| Task goal |
An exact reproduction of the records is required, with all images left out.

| Information given |
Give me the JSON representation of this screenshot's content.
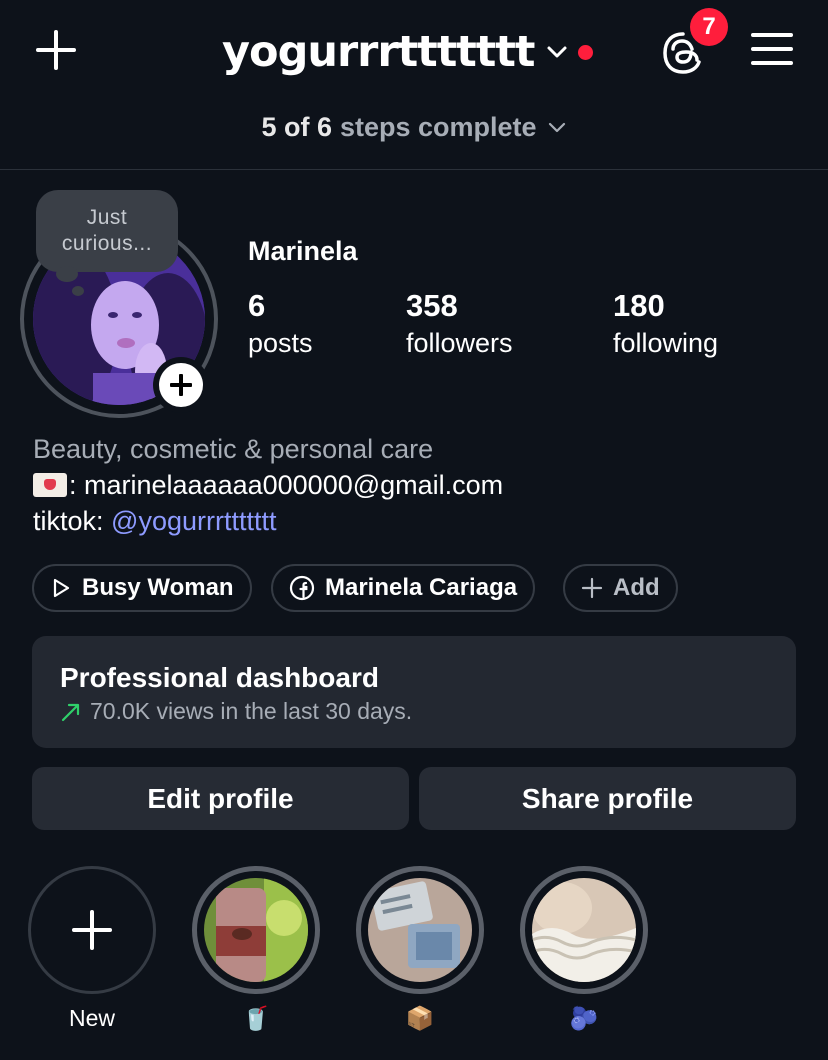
{
  "header": {
    "username": "yogurrrttttttt",
    "threads_badge": "7",
    "steps_count": "5 of 6",
    "steps_label": "steps complete"
  },
  "profile": {
    "note_line1": "Just",
    "note_line2": "curious...",
    "name": "Marinela",
    "stats": [
      {
        "value": "6",
        "label": "posts"
      },
      {
        "value": "358",
        "label": "followers"
      },
      {
        "value": "180",
        "label": "following"
      }
    ],
    "bio": {
      "category": "Beauty, cosmetic & personal care",
      "email_line": ": marinelaaaaaa000000@gmail.com",
      "tiktok_prefix": "tiktok: ",
      "tiktok_handle": "@yogurrrttttttt"
    }
  },
  "chips": [
    {
      "label": "Busy Woman",
      "icon": "play-icon"
    },
    {
      "label": "Marinela Cariaga",
      "icon": "facebook-icon"
    },
    {
      "label": "Add",
      "icon": "plus-icon"
    }
  ],
  "dashboard": {
    "title": "Professional dashboard",
    "subtitle": "70.0K views in the last 30 days."
  },
  "buttons": {
    "edit": "Edit profile",
    "share": "Share profile"
  },
  "highlights": [
    {
      "label": "New"
    },
    {
      "label": "🥤"
    },
    {
      "label": "📦"
    },
    {
      "label": "🫐"
    }
  ],
  "colors": {
    "background": "#0d121a",
    "accent_red": "#ff1e3c",
    "link_blue": "#8e9bff",
    "card": "#232831"
  }
}
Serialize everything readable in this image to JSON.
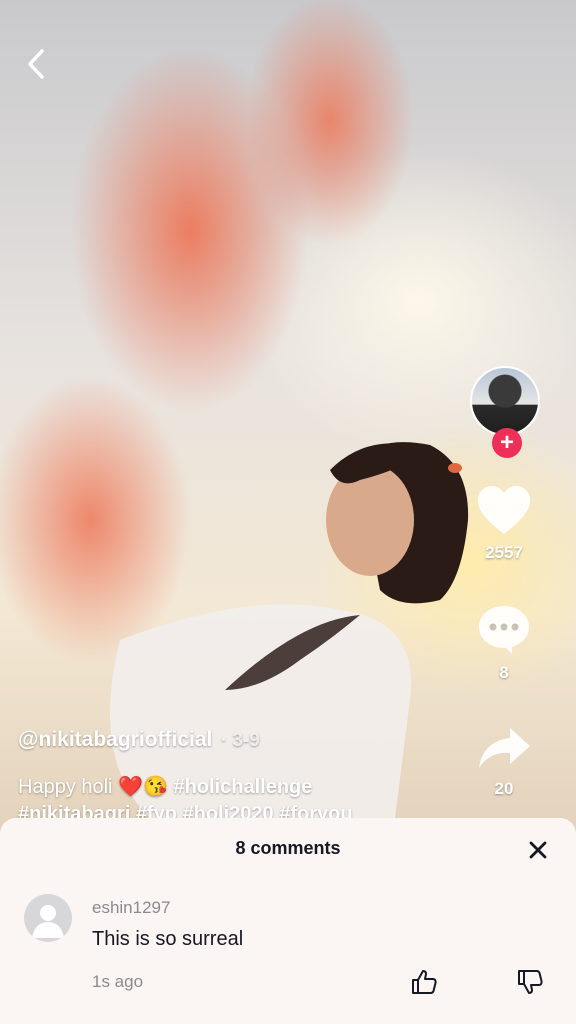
{
  "video": {
    "author_handle": "@nikitabagriofficial",
    "date": "· 3-9",
    "caption_text": "Happy holi",
    "caption_emojis": "❤️😘",
    "caption_hashtag": "#holichallenge",
    "hashtags_line2": "#nikitabagri #fyp #holi2020 #foryou"
  },
  "actions": {
    "likes": "2557",
    "comments": "8",
    "shares": "20"
  },
  "comments_sheet": {
    "title": "8 comments",
    "items": [
      {
        "username": "eshin1297",
        "text": "This is so surreal",
        "time": "1s ago"
      }
    ]
  },
  "icons": {
    "back": "chevron-left-icon",
    "like": "heart-icon",
    "comment": "speech-bubble-icon",
    "share": "share-arrow-icon",
    "follow": "plus-icon",
    "close": "close-icon",
    "comment_like": "thumbs-up-icon",
    "comment_dislike": "thumbs-down-icon"
  },
  "colors": {
    "follow_red": "#ee2f57",
    "sheet_bg": "#fbf5f3"
  }
}
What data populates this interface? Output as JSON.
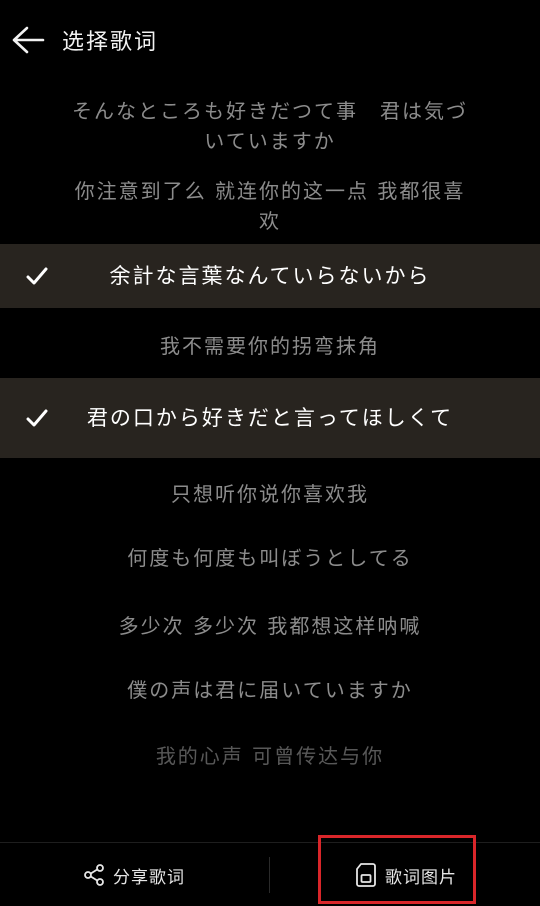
{
  "header": {
    "title": "选择歌词"
  },
  "lyrics": [
    {
      "text": "そんなところも好きだつて事　君は気づいていますか",
      "selected": false
    },
    {
      "text": "你注意到了么 就连你的这一点 我都很喜欢",
      "selected": false
    },
    {
      "text": "余計な言葉なんていらないから",
      "selected": true
    },
    {
      "text": "我不需要你的拐弯抹角",
      "selected": false
    },
    {
      "text": "君の口から好きだと言ってほしくて",
      "selected": true
    },
    {
      "text": "只想听你说你喜欢我",
      "selected": false
    },
    {
      "text": "何度も何度も叫ぼうとしてる",
      "selected": false
    },
    {
      "text": "多少次 多少次 我都想这样呐喊",
      "selected": false
    },
    {
      "text": "僕の声は君に届いていますか",
      "selected": false
    },
    {
      "text": "我的心声 可曾传达与你",
      "selected": false
    }
  ],
  "bottom": {
    "share_label": "分享歌词",
    "image_label": "歌词图片"
  },
  "colors": {
    "background": "#000000",
    "selected_row": "#28241f",
    "highlight": "#d9262a"
  },
  "icons": {
    "back": "arrow-left-icon",
    "check": "check-icon",
    "share": "share-icon",
    "image": "image-card-icon"
  }
}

| Result for this task |
Give me the JSON representation of this screenshot's content.
{
  "header": {
    "username": "yogurrrttttttt",
    "threads_badge": "7",
    "steps_count": "5 of 6",
    "steps_label": "steps complete"
  },
  "profile": {
    "note_line1": "Just",
    "note_line2": "curious...",
    "name": "Marinela",
    "stats": [
      {
        "value": "6",
        "label": "posts"
      },
      {
        "value": "358",
        "label": "followers"
      },
      {
        "value": "180",
        "label": "following"
      }
    ],
    "bio": {
      "category": "Beauty, cosmetic & personal care",
      "email_line": ": marinelaaaaaa000000@gmail.com",
      "tiktok_prefix": "tiktok: ",
      "tiktok_handle": "@yogurrrttttttt"
    }
  },
  "chips": [
    {
      "label": "Busy Woman",
      "icon": "play-icon"
    },
    {
      "label": "Marinela Cariaga",
      "icon": "facebook-icon"
    },
    {
      "label": "Add",
      "icon": "plus-icon"
    }
  ],
  "dashboard": {
    "title": "Professional dashboard",
    "subtitle": "70.0K views in the last 30 days."
  },
  "buttons": {
    "edit": "Edit profile",
    "share": "Share profile"
  },
  "highlights": [
    {
      "label": "New"
    },
    {
      "label": "🥤"
    },
    {
      "label": "📦"
    },
    {
      "label": "🫐"
    }
  ],
  "colors": {
    "background": "#0d121a",
    "accent_red": "#ff1e3c",
    "link_blue": "#8e9bff",
    "card": "#232831"
  }
}
Serialize everything readable in this image to JSON.
{
  "video": {
    "author_handle": "@nikitabagriofficial",
    "date": "· 3-9",
    "caption_text": "Happy holi",
    "caption_emojis": "❤️😘",
    "caption_hashtag": "#holichallenge",
    "hashtags_line2": "#nikitabagri #fyp #holi2020 #foryou"
  },
  "actions": {
    "likes": "2557",
    "comments": "8",
    "shares": "20"
  },
  "comments_sheet": {
    "title": "8 comments",
    "items": [
      {
        "username": "eshin1297",
        "text": "This is so surreal",
        "time": "1s ago"
      }
    ]
  },
  "icons": {
    "back": "chevron-left-icon",
    "like": "heart-icon",
    "comment": "speech-bubble-icon",
    "share": "share-arrow-icon",
    "follow": "plus-icon",
    "close": "close-icon",
    "comment_like": "thumbs-up-icon",
    "comment_dislike": "thumbs-down-icon"
  },
  "colors": {
    "follow_red": "#ee2f57",
    "sheet_bg": "#fbf5f3"
  }
}
What data populates this interface? Output as JSON.
{
  "header": {
    "title": "选择歌词"
  },
  "lyrics": [
    {
      "text": "そんなところも好きだつて事　君は気づいていますか",
      "selected": false
    },
    {
      "text": "你注意到了么 就连你的这一点 我都很喜欢",
      "selected": false
    },
    {
      "text": "余計な言葉なんていらないから",
      "selected": true
    },
    {
      "text": "我不需要你的拐弯抹角",
      "selected": false
    },
    {
      "text": "君の口から好きだと言ってほしくて",
      "selected": true
    },
    {
      "text": "只想听你说你喜欢我",
      "selected": false
    },
    {
      "text": "何度も何度も叫ぼうとしてる",
      "selected": false
    },
    {
      "text": "多少次 多少次 我都想这样呐喊",
      "selected": false
    },
    {
      "text": "僕の声は君に届いていますか",
      "selected": false
    },
    {
      "text": "我的心声 可曾传达与你",
      "selected": false
    }
  ],
  "bottom": {
    "share_label": "分享歌词",
    "image_label": "歌词图片"
  },
  "colors": {
    "background": "#000000",
    "selected_row": "#28241f",
    "highlight": "#d9262a"
  },
  "icons": {
    "back": "arrow-left-icon",
    "check": "check-icon",
    "share": "share-icon",
    "image": "image-card-icon"
  }
}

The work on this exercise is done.